Five lease areas spanning nearly 373,270 acres offshore central and northern California will be offered by the Bureau of Ocean Energy Management. Projects developed in the area have the potential to generate more than 4.5 gigawatts (GW) of offshore wind energy, enough to power more than 1.5 million homes, according to the Interior Department.

“The demand and momentum to build a clean energy future is undeniable,” Interior Secretary Deb Haaland said in an Oct. 18 news release.

The announcement comes as the U.S. tries to reach its goal of deploying 30 GW of offshore wind energy by 2030 and 15 GW of floating wind energy by 2035. So far, it has held 10 competitive lease sales and issued 27 active commercial wind leases in the Atlantic.

“Today, we are taking another step toward unlocking the immense offshore wind energy potential off our nation’s west coast to help combat the effects of climate change while lowering costs for American families and creating good-paying union jobs,” Haaland said.

Wind projects developed offshore California could become the first in the U.S. to use floating turbines, given deep water off the West Coast makes use of fixed-bottom turbines impractical.

Hart-Energy-October-2022_First-Ever-Offshore-Wind-Lease-Sale-California_NOIA-Erik-Milito-headshot“Federal offshore leasing and permitting offshore California will spur renewable energy growth while creating jobs and investment.”—Erik Milito, NOIA

Considered a nascent technology, most commercial floating wind developments are in early phases.

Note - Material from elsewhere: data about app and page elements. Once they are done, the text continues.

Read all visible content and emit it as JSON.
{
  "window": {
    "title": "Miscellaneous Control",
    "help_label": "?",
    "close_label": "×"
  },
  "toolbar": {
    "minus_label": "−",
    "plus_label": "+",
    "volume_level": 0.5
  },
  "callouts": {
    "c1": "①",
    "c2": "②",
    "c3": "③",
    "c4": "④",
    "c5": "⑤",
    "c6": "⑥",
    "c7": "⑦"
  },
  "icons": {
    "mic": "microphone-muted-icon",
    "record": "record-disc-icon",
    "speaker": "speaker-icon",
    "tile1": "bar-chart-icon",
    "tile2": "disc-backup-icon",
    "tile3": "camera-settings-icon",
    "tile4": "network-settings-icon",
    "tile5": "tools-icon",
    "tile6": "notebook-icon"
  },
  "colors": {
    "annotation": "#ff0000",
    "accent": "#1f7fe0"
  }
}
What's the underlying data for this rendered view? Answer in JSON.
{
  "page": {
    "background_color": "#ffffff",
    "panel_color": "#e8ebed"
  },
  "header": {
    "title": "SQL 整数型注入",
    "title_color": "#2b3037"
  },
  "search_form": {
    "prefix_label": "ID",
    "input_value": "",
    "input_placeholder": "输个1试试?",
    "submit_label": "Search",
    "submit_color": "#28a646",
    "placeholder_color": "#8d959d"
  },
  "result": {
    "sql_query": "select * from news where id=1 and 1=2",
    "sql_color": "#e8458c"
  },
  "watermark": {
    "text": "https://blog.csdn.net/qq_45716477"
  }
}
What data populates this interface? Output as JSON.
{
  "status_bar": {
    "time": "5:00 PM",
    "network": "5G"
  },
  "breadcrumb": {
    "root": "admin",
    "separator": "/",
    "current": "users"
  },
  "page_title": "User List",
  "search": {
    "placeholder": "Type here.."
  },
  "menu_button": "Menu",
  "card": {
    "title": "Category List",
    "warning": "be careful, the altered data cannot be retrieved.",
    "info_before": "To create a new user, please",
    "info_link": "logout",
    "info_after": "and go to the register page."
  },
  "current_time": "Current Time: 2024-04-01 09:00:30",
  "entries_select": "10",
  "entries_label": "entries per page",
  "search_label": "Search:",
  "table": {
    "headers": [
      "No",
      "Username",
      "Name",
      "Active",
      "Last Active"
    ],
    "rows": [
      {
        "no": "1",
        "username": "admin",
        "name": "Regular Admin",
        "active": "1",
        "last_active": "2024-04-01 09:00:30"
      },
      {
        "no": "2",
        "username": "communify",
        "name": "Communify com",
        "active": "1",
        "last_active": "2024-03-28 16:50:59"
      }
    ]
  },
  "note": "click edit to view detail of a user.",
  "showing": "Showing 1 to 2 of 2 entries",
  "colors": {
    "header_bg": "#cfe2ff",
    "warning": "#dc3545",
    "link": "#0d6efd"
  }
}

Only 0.1 GW of floating offshore wind has been deployed globally to date, while more than 50 GW of fixed-bottom offshore wind has been deployed, according to the U.S.

National Ocean Industries Association (NOIA) President Erik Milito said the West Coast is positioned to become a global leader in floating wind.

“Scaling and deploying floating wind projects is fundamental to tapping the vast wind resources of the frontier deepwater areas off our Pacific Coast and around the globe,” Milito said in a statement. “Federal offshore leasing and permitting offshore California will spur renewable energy growth while creating jobs and investment.”

The Interior Department said the lease areas could support thousands of new jobs.

Detailed information about the final lease areas, lease provisions and conditions, and auction details will be published in the Federal Register later this week, according to the Oct. 18 release.